[Interface dataset entries]
——————————
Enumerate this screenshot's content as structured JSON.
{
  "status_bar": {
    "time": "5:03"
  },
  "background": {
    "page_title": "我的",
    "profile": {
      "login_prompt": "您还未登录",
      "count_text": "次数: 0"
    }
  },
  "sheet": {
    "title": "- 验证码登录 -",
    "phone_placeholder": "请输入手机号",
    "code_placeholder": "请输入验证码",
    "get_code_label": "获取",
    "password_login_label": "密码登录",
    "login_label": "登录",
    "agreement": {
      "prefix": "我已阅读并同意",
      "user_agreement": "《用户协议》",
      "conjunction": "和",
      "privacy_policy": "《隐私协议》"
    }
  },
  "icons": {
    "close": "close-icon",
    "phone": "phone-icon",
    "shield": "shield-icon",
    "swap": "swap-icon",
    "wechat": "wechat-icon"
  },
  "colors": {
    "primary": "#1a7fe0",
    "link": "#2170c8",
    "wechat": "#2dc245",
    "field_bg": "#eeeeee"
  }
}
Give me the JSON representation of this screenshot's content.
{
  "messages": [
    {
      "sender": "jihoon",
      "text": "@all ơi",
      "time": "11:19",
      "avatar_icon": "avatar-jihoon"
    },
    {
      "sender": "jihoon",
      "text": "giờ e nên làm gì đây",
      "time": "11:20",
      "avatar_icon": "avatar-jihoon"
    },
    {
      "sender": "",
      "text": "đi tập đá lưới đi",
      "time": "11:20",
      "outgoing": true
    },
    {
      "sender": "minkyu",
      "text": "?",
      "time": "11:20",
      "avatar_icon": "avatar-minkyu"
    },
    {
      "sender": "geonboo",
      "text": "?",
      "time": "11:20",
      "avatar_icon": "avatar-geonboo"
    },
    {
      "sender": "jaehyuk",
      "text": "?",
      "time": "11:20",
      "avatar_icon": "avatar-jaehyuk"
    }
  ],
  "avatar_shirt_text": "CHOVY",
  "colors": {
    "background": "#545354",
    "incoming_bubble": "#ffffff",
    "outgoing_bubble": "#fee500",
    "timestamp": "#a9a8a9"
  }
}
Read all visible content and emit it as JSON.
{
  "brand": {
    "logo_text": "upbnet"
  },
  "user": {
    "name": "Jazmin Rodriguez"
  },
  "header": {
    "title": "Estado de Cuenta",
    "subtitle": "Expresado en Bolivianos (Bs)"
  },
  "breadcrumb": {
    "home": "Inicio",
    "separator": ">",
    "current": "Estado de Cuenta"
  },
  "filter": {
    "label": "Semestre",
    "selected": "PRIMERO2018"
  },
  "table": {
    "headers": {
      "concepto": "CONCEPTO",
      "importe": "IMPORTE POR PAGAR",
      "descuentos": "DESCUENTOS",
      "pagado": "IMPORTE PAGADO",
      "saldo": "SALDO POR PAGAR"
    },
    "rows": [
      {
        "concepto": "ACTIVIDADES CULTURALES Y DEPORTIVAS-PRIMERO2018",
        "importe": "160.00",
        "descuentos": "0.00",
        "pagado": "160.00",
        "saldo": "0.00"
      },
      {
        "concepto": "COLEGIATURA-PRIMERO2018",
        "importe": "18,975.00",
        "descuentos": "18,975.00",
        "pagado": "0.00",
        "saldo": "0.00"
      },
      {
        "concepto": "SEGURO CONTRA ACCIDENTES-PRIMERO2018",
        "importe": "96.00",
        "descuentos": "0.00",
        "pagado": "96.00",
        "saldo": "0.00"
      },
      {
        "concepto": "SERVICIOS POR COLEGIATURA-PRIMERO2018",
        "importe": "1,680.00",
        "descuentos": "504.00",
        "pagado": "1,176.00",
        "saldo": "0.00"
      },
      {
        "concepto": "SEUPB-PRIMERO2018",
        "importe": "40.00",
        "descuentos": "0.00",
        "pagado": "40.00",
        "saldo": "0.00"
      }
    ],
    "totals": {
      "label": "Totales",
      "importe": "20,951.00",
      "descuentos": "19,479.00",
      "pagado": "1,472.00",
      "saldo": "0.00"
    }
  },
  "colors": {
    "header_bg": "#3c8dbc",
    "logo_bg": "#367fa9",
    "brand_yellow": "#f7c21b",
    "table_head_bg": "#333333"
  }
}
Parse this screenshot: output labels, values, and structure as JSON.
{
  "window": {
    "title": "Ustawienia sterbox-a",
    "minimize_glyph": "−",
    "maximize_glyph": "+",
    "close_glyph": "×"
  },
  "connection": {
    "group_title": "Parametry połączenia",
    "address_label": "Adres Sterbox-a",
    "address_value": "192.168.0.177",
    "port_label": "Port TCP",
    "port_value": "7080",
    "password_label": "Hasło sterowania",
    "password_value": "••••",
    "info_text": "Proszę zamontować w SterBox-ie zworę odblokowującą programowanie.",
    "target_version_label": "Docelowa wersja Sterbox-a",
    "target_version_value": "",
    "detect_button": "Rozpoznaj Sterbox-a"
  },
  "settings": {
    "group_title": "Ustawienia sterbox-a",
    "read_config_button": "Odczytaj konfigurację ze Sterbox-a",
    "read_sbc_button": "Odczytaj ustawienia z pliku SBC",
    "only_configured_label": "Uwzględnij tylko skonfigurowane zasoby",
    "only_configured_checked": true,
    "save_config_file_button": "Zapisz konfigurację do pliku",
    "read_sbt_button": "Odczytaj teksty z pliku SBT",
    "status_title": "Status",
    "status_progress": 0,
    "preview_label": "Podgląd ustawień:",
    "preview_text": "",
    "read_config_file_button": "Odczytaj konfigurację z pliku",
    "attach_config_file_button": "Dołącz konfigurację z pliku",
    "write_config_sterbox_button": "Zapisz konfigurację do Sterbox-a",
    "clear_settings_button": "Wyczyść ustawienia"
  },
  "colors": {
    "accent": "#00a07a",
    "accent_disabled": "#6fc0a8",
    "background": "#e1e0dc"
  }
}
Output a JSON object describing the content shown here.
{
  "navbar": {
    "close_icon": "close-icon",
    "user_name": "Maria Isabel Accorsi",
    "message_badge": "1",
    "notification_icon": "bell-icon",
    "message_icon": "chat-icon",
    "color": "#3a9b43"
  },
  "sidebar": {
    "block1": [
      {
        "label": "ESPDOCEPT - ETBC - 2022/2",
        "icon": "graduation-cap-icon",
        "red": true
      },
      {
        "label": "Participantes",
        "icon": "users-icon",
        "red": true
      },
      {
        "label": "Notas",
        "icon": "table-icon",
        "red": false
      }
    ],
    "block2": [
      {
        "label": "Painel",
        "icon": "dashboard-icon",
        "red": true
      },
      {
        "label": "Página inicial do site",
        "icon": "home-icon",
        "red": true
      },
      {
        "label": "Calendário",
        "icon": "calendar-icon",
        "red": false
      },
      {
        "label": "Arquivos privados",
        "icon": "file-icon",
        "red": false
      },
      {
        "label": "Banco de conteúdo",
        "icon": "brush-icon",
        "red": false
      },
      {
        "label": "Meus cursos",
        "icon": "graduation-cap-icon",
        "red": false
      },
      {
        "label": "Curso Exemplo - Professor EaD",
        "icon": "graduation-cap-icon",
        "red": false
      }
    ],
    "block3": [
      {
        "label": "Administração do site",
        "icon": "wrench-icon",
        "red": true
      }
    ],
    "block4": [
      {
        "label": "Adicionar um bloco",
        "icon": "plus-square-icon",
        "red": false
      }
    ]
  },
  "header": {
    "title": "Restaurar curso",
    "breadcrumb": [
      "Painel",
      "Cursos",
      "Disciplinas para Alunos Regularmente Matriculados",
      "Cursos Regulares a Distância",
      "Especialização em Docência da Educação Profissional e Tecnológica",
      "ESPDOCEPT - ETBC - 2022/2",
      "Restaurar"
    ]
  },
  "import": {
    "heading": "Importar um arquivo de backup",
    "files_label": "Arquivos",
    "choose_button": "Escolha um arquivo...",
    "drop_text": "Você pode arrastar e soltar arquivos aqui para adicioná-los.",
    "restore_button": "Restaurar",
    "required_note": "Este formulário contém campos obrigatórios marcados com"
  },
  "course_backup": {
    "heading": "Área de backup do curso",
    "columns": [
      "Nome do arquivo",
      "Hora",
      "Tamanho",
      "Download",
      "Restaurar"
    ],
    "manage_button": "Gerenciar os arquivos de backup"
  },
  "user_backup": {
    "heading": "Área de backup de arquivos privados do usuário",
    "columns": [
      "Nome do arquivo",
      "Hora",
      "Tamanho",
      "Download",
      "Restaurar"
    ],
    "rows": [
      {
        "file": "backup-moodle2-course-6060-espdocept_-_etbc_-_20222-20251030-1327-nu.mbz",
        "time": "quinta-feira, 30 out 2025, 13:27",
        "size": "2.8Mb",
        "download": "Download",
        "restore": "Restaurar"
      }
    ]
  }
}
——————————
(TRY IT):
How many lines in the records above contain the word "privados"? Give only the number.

(ANSWER TO THIS EXERCISE):
2